*** GIVEN RECORDS

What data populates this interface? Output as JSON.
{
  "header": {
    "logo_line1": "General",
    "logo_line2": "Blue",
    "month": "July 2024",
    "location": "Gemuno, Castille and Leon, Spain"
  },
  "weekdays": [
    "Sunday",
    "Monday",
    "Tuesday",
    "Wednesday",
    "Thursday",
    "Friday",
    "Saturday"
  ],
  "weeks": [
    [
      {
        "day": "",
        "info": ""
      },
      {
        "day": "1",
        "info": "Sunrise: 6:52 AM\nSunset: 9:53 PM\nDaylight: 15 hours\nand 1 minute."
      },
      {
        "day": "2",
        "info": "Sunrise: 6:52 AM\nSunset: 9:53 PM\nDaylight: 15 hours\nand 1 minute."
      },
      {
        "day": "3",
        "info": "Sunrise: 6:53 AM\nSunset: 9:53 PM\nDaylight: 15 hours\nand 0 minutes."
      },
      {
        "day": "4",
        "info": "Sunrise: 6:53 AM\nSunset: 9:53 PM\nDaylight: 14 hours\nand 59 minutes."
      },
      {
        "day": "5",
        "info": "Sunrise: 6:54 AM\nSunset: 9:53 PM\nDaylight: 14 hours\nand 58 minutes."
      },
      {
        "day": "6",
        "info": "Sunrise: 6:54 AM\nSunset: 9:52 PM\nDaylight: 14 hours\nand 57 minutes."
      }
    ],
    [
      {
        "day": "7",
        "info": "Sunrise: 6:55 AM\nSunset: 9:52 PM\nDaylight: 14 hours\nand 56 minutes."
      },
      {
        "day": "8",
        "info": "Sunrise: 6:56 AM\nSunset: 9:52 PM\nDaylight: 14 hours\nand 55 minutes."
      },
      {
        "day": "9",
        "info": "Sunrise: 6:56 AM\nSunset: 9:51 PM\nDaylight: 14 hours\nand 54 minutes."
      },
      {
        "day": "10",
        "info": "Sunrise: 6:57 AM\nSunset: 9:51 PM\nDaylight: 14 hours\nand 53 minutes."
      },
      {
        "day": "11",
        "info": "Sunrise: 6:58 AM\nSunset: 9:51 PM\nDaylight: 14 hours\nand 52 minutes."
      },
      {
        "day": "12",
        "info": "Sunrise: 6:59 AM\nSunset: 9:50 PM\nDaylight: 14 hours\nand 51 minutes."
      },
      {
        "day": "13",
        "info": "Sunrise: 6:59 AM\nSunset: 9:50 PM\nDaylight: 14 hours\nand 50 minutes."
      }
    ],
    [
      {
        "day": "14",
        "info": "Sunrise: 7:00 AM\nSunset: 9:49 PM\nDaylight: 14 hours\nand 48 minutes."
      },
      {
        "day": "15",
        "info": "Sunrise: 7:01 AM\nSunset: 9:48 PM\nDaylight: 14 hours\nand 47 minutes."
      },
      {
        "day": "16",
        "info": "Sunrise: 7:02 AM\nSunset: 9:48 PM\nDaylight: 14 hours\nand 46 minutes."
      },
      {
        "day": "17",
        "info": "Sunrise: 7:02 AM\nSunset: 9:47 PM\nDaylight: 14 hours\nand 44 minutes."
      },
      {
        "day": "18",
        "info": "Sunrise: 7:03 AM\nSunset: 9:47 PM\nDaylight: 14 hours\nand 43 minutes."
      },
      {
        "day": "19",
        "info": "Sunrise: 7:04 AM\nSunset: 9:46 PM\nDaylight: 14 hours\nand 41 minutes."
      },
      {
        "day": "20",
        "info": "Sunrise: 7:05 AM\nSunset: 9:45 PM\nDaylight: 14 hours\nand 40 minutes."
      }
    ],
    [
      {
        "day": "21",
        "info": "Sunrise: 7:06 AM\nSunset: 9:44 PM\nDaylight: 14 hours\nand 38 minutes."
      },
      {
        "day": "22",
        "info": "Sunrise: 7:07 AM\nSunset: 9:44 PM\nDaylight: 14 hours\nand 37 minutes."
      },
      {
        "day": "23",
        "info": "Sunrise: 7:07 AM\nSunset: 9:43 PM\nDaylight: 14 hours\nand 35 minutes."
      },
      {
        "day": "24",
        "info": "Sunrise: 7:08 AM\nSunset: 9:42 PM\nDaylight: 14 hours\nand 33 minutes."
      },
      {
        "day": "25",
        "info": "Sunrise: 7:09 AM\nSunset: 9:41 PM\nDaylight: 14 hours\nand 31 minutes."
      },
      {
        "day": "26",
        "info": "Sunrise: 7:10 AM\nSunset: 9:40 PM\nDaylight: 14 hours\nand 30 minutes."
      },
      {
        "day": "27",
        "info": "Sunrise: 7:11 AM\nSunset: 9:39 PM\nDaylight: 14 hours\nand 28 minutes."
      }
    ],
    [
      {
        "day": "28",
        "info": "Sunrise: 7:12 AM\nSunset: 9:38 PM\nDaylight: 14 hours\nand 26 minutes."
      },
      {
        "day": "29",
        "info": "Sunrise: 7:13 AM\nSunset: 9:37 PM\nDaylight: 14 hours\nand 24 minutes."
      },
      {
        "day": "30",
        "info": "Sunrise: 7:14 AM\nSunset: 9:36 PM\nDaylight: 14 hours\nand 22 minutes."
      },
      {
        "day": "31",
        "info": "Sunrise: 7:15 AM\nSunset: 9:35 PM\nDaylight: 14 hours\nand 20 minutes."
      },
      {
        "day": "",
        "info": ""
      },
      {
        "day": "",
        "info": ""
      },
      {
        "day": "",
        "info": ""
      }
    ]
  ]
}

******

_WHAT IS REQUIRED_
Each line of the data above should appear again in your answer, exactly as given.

_RESULT BELOW_
What data populates this interface? Output as JSON.
{
  "header": {
    "logo_line1": "General",
    "logo_line2": "Blue",
    "month": "July 2024",
    "location": "Gemuno, Castille and Leon, Spain"
  },
  "weekdays": [
    "Sunday",
    "Monday",
    "Tuesday",
    "Wednesday",
    "Thursday",
    "Friday",
    "Saturday"
  ],
  "weeks": [
    [
      {
        "day": "",
        "info": ""
      },
      {
        "day": "1",
        "info": "Sunrise: 6:52 AM\nSunset: 9:53 PM\nDaylight: 15 hours\nand 1 minute."
      },
      {
        "day": "2",
        "info": "Sunrise: 6:52 AM\nSunset: 9:53 PM\nDaylight: 15 hours\nand 1 minute."
      },
      {
        "day": "3",
        "info": "Sunrise: 6:53 AM\nSunset: 9:53 PM\nDaylight: 15 hours\nand 0 minutes."
      },
      {
        "day": "4",
        "info": "Sunrise: 6:53 AM\nSunset: 9:53 PM\nDaylight: 14 hours\nand 59 minutes."
      },
      {
        "day": "5",
        "info": "Sunrise: 6:54 AM\nSunset: 9:53 PM\nDaylight: 14 hours\nand 58 minutes."
      },
      {
        "day": "6",
        "info": "Sunrise: 6:54 AM\nSunset: 9:52 PM\nDaylight: 14 hours\nand 57 minutes."
      }
    ],
    [
      {
        "day": "7",
        "info": "Sunrise: 6:55 AM\nSunset: 9:52 PM\nDaylight: 14 hours\nand 56 minutes."
      },
      {
        "day": "8",
        "info": "Sunrise: 6:56 AM\nSunset: 9:52 PM\nDaylight: 14 hours\nand 55 minutes."
      },
      {
        "day": "9",
        "info": "Sunrise: 6:56 AM\nSunset: 9:51 PM\nDaylight: 14 hours\nand 54 minutes."
      },
      {
        "day": "10",
        "info": "Sunrise: 6:57 AM\nSunset: 9:51 PM\nDaylight: 14 hours\nand 53 minutes."
      },
      {
        "day": "11",
        "info": "Sunrise: 6:58 AM\nSunset: 9:51 PM\nDaylight: 14 hours\nand 52 minutes."
      },
      {
        "day": "12",
        "info": "Sunrise: 6:59 AM\nSunset: 9:50 PM\nDaylight: 14 hours\nand 51 minutes."
      },
      {
        "day": "13",
        "info": "Sunrise: 6:59 AM\nSunset: 9:50 PM\nDaylight: 14 hours\nand 50 minutes."
      }
    ],
    [
      {
        "day": "14",
        "info": "Sunrise: 7:00 AM\nSunset: 9:49 PM\nDaylight: 14 hours\nand 48 minutes."
      },
      {
        "day": "15",
        "info": "Sunrise: 7:01 AM\nSunset: 9:48 PM\nDaylight: 14 hours\nand 47 minutes."
      },
      {
        "day": "16",
        "info": "Sunrise: 7:02 AM\nSunset: 9:48 PM\nDaylight: 14 hours\nand 46 minutes."
      },
      {
        "day": "17",
        "info": "Sunrise: 7:02 AM\nSunset: 9:47 PM\nDaylight: 14 hours\nand 44 minutes."
      },
      {
        "day": "18",
        "info": "Sunrise: 7:03 AM\nSunset: 9:47 PM\nDaylight: 14 hours\nand 43 minutes."
      },
      {
        "day": "19",
        "info": "Sunrise: 7:04 AM\nSunset: 9:46 PM\nDaylight: 14 hours\nand 41 minutes."
      },
      {
        "day": "20",
        "info": "Sunrise: 7:05 AM\nSunset: 9:45 PM\nDaylight: 14 hours\nand 40 minutes."
      }
    ],
    [
      {
        "day": "21",
        "info": "Sunrise: 7:06 AM\nSunset: 9:44 PM\nDaylight: 14 hours\nand 38 minutes."
      },
      {
        "day": "22",
        "info": "Sunrise: 7:07 AM\nSunset: 9:44 PM\nDaylight: 14 hours\nand 37 minutes."
      },
      {
        "day": "23",
        "info": "Sunrise: 7:07 AM\nSunset: 9:43 PM\nDaylight: 14 hours\nand 35 minutes."
      },
      {
        "day": "24",
        "info": "Sunrise: 7:08 AM\nSunset: 9:42 PM\nDaylight: 14 hours\nand 33 minutes."
      },
      {
        "day": "25",
        "info": "Sunrise: 7:09 AM\nSunset: 9:41 PM\nDaylight: 14 hours\nand 31 minutes."
      },
      {
        "day": "26",
        "info": "Sunrise: 7:10 AM\nSunset: 9:40 PM\nDaylight: 14 hours\nand 30 minutes."
      },
      {
        "day": "27",
        "info": "Sunrise: 7:11 AM\nSunset: 9:39 PM\nDaylight: 14 hours\nand 28 minutes."
      }
    ],
    [
      {
        "day": "28",
        "info": "Sunrise: 7:12 AM\nSunset: 9:38 PM\nDaylight: 14 hours\nand 26 minutes."
      },
      {
        "day": "29",
        "info": "Sunrise: 7:13 AM\nSunset: 9:37 PM\nDaylight: 14 hours\nand 24 minutes."
      },
      {
        "day": "30",
        "info": "Sunrise: 7:14 AM\nSunset: 9:36 PM\nDaylight: 14 hours\nand 22 minutes."
      },
      {
        "day": "31",
        "info": "Sunrise: 7:15 AM\nSunset: 9:35 PM\nDaylight: 14 hours\nand 20 minutes."
      },
      {
        "day": "",
        "info": ""
      },
      {
        "day": "",
        "info": ""
      },
      {
        "day": "",
        "info": ""
      }
    ]
  ]
}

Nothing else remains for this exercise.